Speaker: Annette Gordon-Reed, Charles Warren Professor of American Legal History, Harvard University
Sponsor: Graduate Division
Annette Gordon-Reed will present the Jefferson lecture on Wednesday, September 28, 2016, in conjunction with the observance of Constitution Day. The lecture, entitled "Thomas Jefferson and the Empire of the Imagination," will be held in the Chevron Auditorium of International House and is free and open to the public. No tickets are required.
About Annette Gordon-Reed
Gordon-Reed’s most renowned writings have focused on the relationship between the Founding Father Thomas Jefferson and Sally Hemings, a woman enslaved at Monticello, as well as on three generations of the Hemings family.

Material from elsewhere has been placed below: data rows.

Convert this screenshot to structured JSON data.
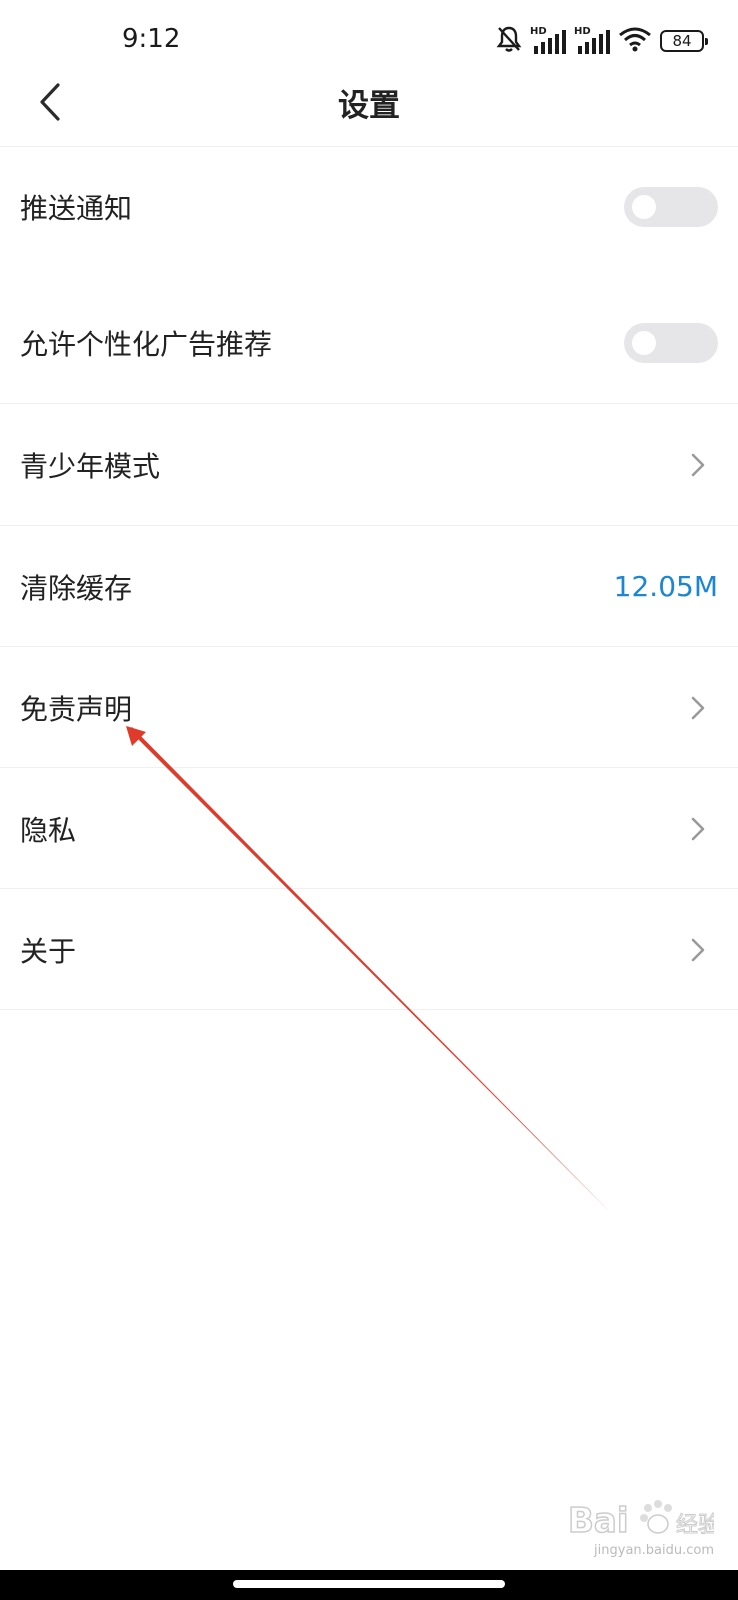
{
  "status_bar": {
    "time": "9:12",
    "battery": "84",
    "hd_label_1": "HD",
    "hd_label_2": "HD"
  },
  "header": {
    "title": "设置"
  },
  "settings": {
    "push_notifications": {
      "label": "推送通知",
      "enabled": false
    },
    "personalized_ads": {
      "label": "允许个性化广告推荐",
      "enabled": false
    },
    "teen_mode": {
      "label": "青少年模式"
    },
    "clear_cache": {
      "label": "清除缓存",
      "value": "12.05M"
    },
    "disclaimer": {
      "label": "免责声明"
    },
    "privacy": {
      "label": "隐私"
    },
    "about": {
      "label": "关于"
    }
  },
  "watermark": {
    "site": "jingyan.baidu.com"
  },
  "colors": {
    "accent": "#1a86d4",
    "arrow": "#e03a2a",
    "toggle_off": "#e6e6e9",
    "text": "#222222"
  }
}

Gordon-Reed holds several titles at Harvard University including: Charles Warren Professor of American Legal History, Carol K. Pforzheimer Professor for the Radcliffe Institute for Advance Study, and Professor of History, Faculty of Arts & Sciences.
A prolific writer, Professor Gordon-Reed’s book, Thomas Jefferson and Sally Hemings: An America Controversy, received much public attention in 1997. Her research for the book utilized historical analysis, manuscripts, and studies of Jefferson’s life to critique the way previous historians had handled the question of Jefferson and Hemings, coming to the conclusion that it was likely that the pair had children together. Gordon-Reed’s writing and historical research changed scholarship surrounding this controversial topic and the validity of Gordon Reed’s claims were supported later in 1998 by DNA evidence. Most recently she released “Most Blessed of Patriarchs”: Thomas Jefferson and the Empire of Imagination (with Peter S. Onuf, 2016). Gordon-Reed is presently at work on a second volume about the Hemings family that will take them into the 19th and early 20th Centuries.
About the Lecture
Gordon-Reed’s Jefferson lecture will focus on Thomas Jefferson’s vision for the United States of America, and how race and slavery complicated his views of what kind of society was possible on the American continent.